› Tredmond@sfbg.com 
The absolute most stunning statement of how messed up the state of California is emerged last week from the state director of finance, explaining why the proposed budget cuts fall so heavily on services for the poor. Let me quote directly from The New York Times:
"Government doesn't provide services to rich people," Mike Genest, the state's finance director, said on a conference call with reporters on Friday. "It doesn't even really provide services to the middle class.
"You have to cut where the money is," he added.
Um ... government doesn't provide services to rich people? What about, say, the roads they drive on, and the airports they fly in and out of? What about the vast sums the state spends putting out fires that threaten wealthy enclaves in Southern California? What about the public education system, which trains workers for businesses? What about the entire criminal justice system, which exists to a significant extent to prevent poor people from taking rich people's money?
Do you think Sergey Brin and Larry Page would have become Google billionaires if the Internet developed and paid for by the government didn't exist?
No. Federal, state, and local governments all spend money on services for the rich. And by and large, those services don't get cut when budgets are busted, and by and large, the rich don't pay their fair share for the services they get and by and large, nobody in politics talks about that when these nasty decisions get made.
It doesn't have to be this way. Let's just remember that as 900,000 kids lose their health insurance and California becomes, in the words of Mayor Gavin Newsom, the first state in the industrialized world to have no welfare system at all. It doesn't have to be this way.
Cutting services for the poor, as opposed to cutting things rich people want and need, or making them pay a tiny bit more to keep society stable, is a political choice.
The American Federation of State, County, and Municipal Employees just put out a fascinating document looking at alternatives to the governor's cuts including a bunch of things that can be done without the two-thirds vote required to raise taxes. There are, for example, about $2.5 billion worth of useless and wasteful tax loopholes identified by AFSCME that could be closed (hurting the rich, helping the rest of us). That would save a lot of health and welfare programs.
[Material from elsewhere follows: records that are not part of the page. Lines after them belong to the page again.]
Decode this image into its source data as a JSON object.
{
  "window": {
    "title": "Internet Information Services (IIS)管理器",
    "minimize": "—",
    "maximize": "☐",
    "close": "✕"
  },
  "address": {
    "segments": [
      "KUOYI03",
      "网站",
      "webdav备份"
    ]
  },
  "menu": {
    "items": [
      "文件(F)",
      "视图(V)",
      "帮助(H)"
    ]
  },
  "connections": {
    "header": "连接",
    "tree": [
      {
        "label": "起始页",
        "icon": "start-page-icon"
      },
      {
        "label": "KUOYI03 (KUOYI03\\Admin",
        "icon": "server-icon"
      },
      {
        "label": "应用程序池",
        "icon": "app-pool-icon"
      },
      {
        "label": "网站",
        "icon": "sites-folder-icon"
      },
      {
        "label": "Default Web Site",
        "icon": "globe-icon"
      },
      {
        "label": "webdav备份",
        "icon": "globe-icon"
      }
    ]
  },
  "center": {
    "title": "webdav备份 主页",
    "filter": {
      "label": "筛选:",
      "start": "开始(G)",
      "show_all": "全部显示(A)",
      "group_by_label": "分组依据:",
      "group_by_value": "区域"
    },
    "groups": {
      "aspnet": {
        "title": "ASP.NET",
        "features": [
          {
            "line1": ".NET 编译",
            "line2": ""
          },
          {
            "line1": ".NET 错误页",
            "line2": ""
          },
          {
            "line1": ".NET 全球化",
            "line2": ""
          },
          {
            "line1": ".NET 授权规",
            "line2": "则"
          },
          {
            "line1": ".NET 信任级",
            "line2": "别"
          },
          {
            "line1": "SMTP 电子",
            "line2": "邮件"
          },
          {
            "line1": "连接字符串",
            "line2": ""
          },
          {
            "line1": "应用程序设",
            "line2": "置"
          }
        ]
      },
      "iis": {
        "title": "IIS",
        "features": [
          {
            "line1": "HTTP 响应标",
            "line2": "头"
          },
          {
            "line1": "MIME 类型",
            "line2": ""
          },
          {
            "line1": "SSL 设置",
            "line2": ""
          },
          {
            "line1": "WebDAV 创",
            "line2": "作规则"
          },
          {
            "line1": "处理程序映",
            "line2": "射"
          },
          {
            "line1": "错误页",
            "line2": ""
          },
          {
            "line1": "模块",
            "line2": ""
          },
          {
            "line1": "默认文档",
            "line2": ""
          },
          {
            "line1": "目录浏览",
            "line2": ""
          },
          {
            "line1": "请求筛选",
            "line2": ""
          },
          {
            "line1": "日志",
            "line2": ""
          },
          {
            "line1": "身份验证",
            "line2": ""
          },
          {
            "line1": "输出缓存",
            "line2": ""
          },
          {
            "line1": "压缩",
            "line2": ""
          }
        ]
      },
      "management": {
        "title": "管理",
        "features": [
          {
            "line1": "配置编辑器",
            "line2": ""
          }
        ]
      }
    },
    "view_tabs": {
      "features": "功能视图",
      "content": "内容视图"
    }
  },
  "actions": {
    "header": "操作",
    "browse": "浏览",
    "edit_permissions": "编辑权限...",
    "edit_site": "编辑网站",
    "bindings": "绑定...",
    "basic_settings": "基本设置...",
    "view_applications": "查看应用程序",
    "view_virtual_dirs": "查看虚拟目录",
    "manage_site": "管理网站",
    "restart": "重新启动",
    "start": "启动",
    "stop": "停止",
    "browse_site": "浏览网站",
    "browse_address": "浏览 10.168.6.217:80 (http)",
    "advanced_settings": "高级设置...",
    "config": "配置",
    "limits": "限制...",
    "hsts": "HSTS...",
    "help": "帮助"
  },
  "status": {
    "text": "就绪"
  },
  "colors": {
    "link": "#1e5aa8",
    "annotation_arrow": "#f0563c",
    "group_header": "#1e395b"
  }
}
San Francisco has choices, too. Downtown parking fees hit wealthier people; Muni fare hikes are a tax on the poor. A congestion management fee on downtown would overwhelmingly hit wealthier commuters; cuts in public health overwhelmingly hit the poor. The Tenderloin's Community Justice Center hurts low-income people (and helps rich tourists and the hotels scare away the homeless).
The thing that kills me is that some of us have been saying over and over for years and years that the city needs to develop a better tax system (which will require a public vote) to minimize these cyclical crises. And some of us have been pointing out that a public power system would generate several hundred million a year (and that private power is sucking $600 million a year out of the local economy).
Do we have to keep blundering from disaster to disaster? For how long?